cornet solo traditions. He polished my technique using cornet solos and cornet
method books. I had to wait for Juilliard training to learn orchestral style and tonal
In addition to weekly trumpet lessons, Bill Peron brought me into the
Sacramento Symphony when I was 14, to perform beside him. On our first concert
we performed Tchaikovsky’s Romeo and Juliet Overture and Debussy’s Fetes. The
precision and emotional richness of the music were overwhelming. I was hooked.
During my trumpet lessons with Bill Peron time both stood still and
disappeared in a flash. The doorbell announcing Bill’s next student came way too
soon. At my first Juilliard lesson, Vacchiano asked me who had taught me to play. He
didn’t know of Bill Peron. He simply said: ”He did a good job.”
Seven hours each summer day, in the sweltering Sacramento heat, with the
puddle of sweat under my chair, and the pendulum of the metronome swinging
faster and faster, I inched forward. A small price to pay for social and self identities,
both enhanced by fun musical friendships, a string of first chair successes, and
virtuoso solo performances in both concert bands and jazz bands. And all being
enabled by a profound connection to and passion for music performance,
specifically trumpet performance.
And then there was the Toscanini NBC Symphony recording of Respighi’s
Pines of Rome. Little did I know as a 15 year old teary-eyed kid listening to my
Motorola, that in two years I would be learning trumpet artistry from two members
of Toscanini’s New York Philharmonic trumpet section, William Vacchiano and

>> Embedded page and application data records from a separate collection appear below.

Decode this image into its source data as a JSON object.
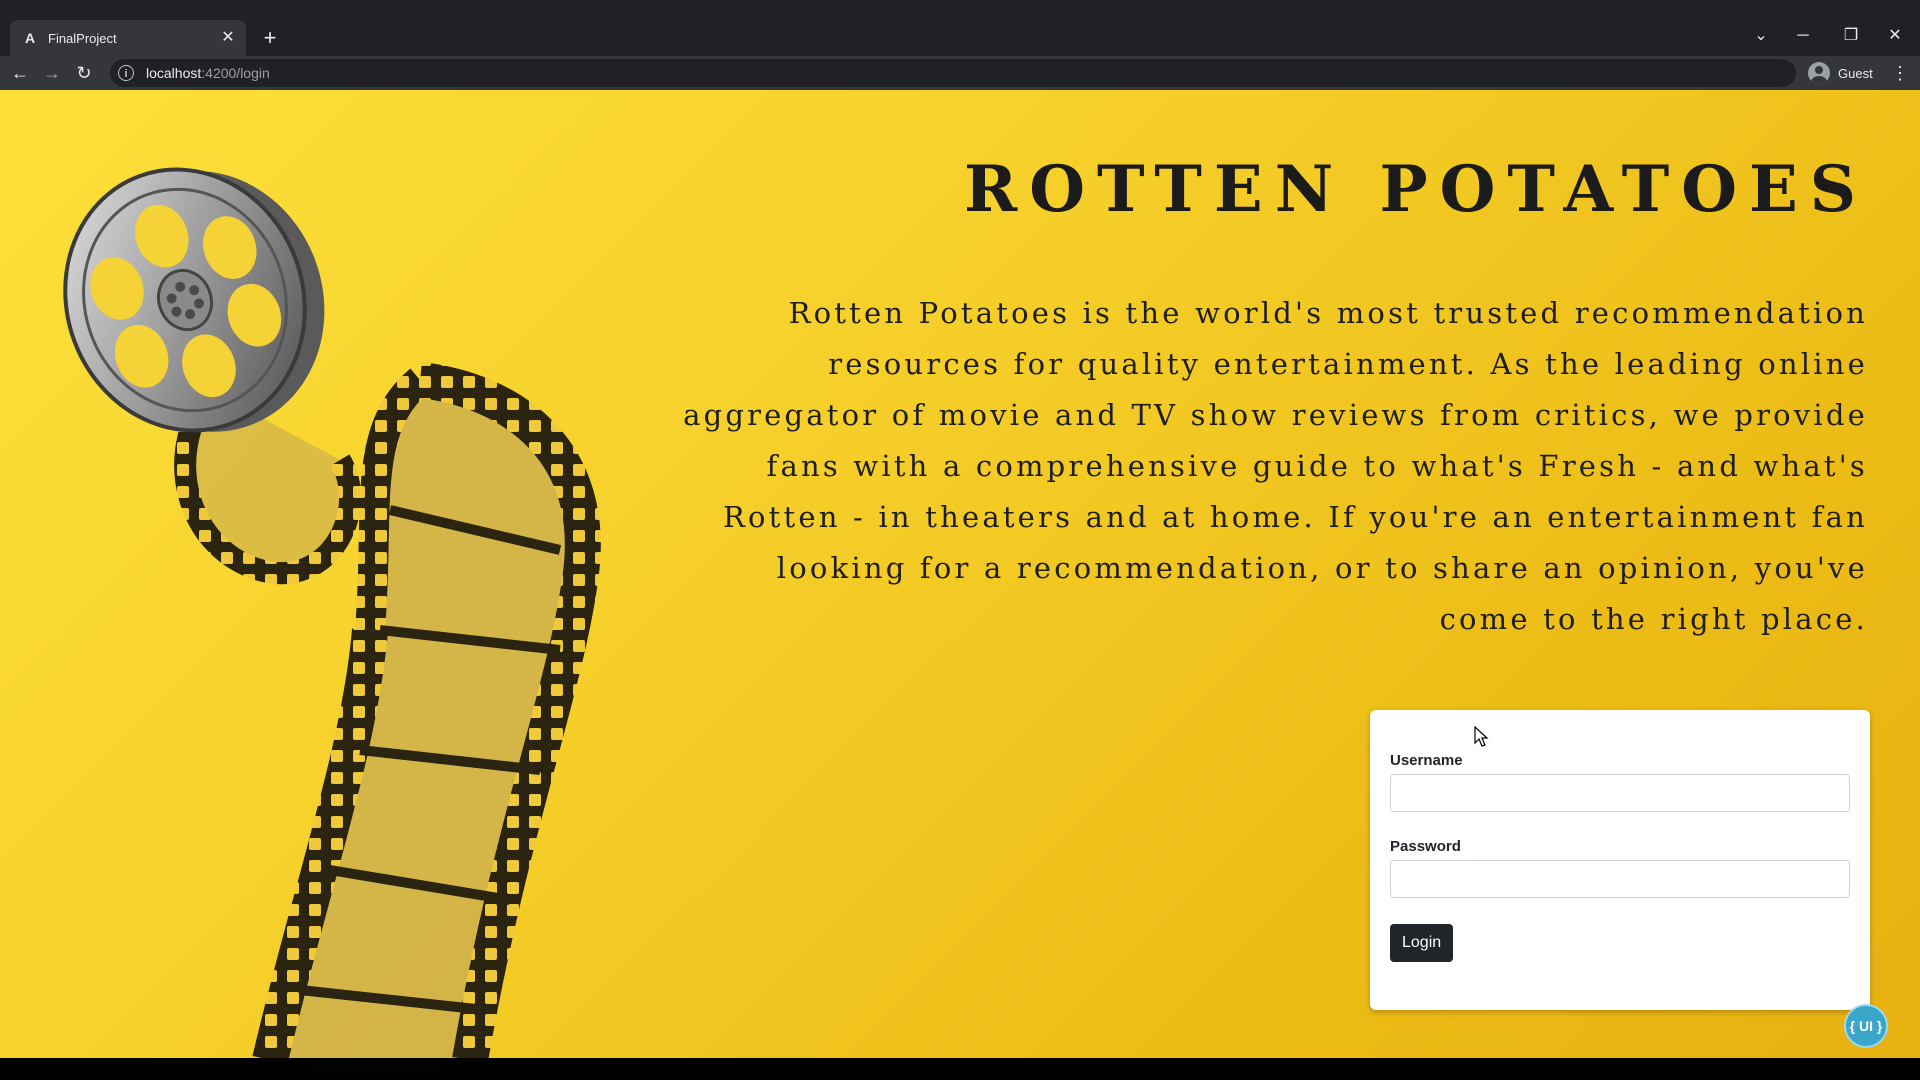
{
  "browser": {
    "tab_title": "FinalProject",
    "tab_favicon": "A",
    "url_host": "localhost",
    "url_path": ":4200/login",
    "profile_name": "Guest",
    "icons": {
      "back": "arrow-left-icon",
      "forward": "arrow-right-icon",
      "reload": "reload-icon",
      "info": "info-icon",
      "menu": "kebab-menu-icon"
    }
  },
  "hero": {
    "brand_title": "Rotten Potatoes",
    "description": "Rotten Potatoes is the world's most trusted recommendation resources for quality entertainment. As the leading online aggregator of movie and TV show reviews from critics, we provide fans with a comprehensive guide to what's Fresh - and what's Rotten - in theaters and at home. If you're an entertainment fan looking for a recommendation, or to share an opinion, you've come to the right place."
  },
  "login_form": {
    "username_label": "Username",
    "username_value": "",
    "password_label": "Password",
    "password_value": "",
    "submit_label": "Login"
  },
  "badge": {
    "label": "{ UI }"
  },
  "colors": {
    "page_bg_start": "#fde03a",
    "page_bg_end": "#e7b111",
    "text_dark": "#1b1b1b",
    "button_bg": "#212529"
  }
}
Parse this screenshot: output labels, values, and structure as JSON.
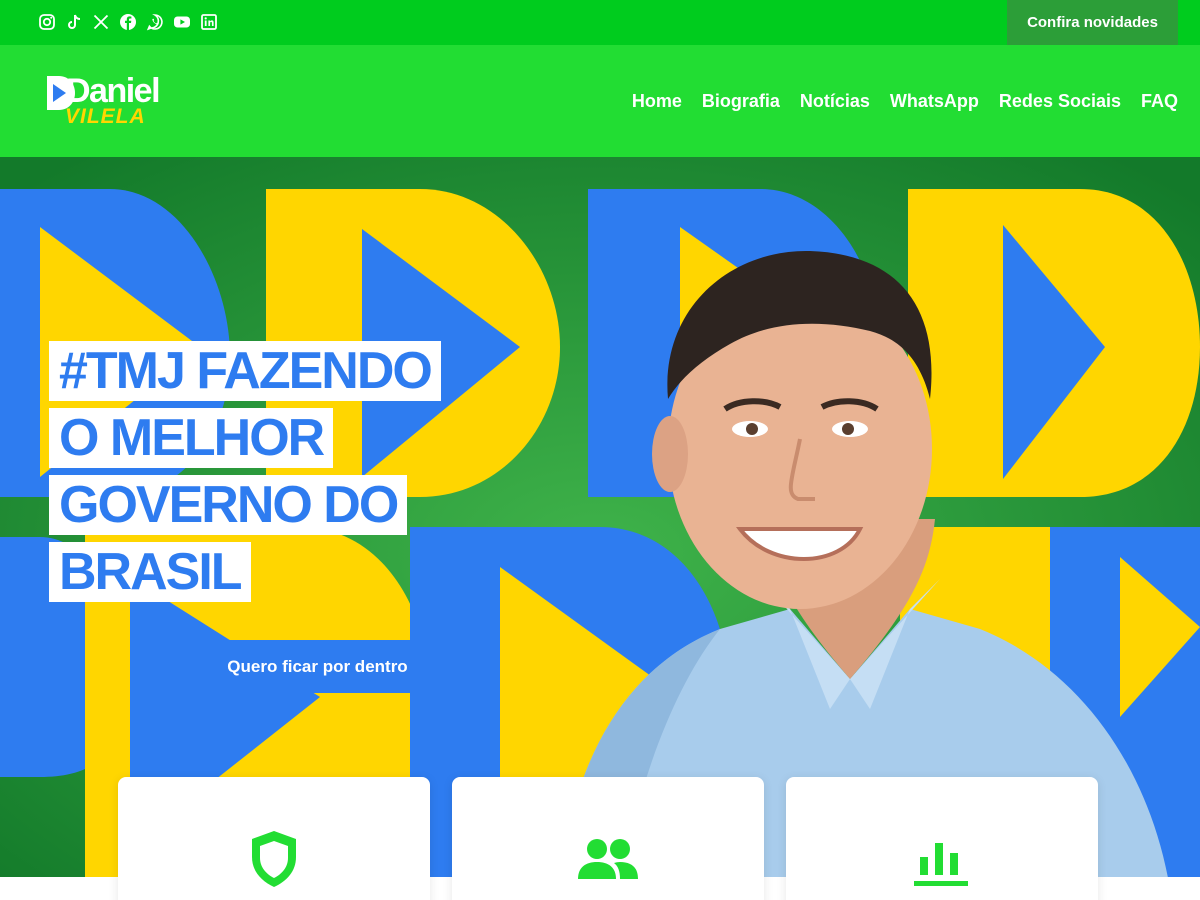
{
  "topbar": {
    "social_icons": [
      "instagram-icon",
      "tiktok-icon",
      "x-icon",
      "facebook-icon",
      "whatsapp-icon",
      "youtube-icon",
      "linkedin-icon"
    ],
    "cta_label": "Confira novidades"
  },
  "header": {
    "logo": {
      "first": "Daniel",
      "last": "VILELA"
    },
    "nav": [
      "Home",
      "Biografia",
      "Notícias",
      "WhatsApp",
      "Redes Sociais",
      "FAQ"
    ]
  },
  "hero": {
    "headline": [
      "#TMJ FAZENDO",
      "O MELHOR",
      "GOVERNO DO",
      "BRASIL"
    ],
    "cta_label": "Quero ficar por dentro"
  },
  "cards": [
    {
      "icon": "shield-icon"
    },
    {
      "icon": "users-icon"
    },
    {
      "icon": "bar-chart-icon"
    }
  ],
  "colors": {
    "topbar": "#00cc1e",
    "header": "#22dd33",
    "cta_dark": "#2c9e38",
    "brand_blue": "#2e7cf0",
    "brand_yellow": "#ffd600",
    "accent_green": "#22dd33"
  }
}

Nathan Preger. And in four years I would be performing that same music of
Tchaikovsky, Debussy, and Respighi as Second Chair Trumpet in Constitution Hall
with the National Symphony of Washington, D.C.
Ron Thompson teaches trumpet lessons at Monteverdi Music School. During the pandemic, he is actively teaching online during the pandemic. Ron is also a practicing psychologist specializing in performance anxiety. His book, On Cue: Managing Anxiety, Inviting Excellence is published by Ron at Masterful Life Performance Press. You can read his bio here. And please do click the audio file near the top of the page, below the photo, for a lovely audio recording of Ron performing the Posthorn Solo from Third Symphony by Gustav Mahler.
Monteverdi Music School has been a center for music lessons and music activity in Central Vermont for 26 years, and now establishing its outreach to the online community!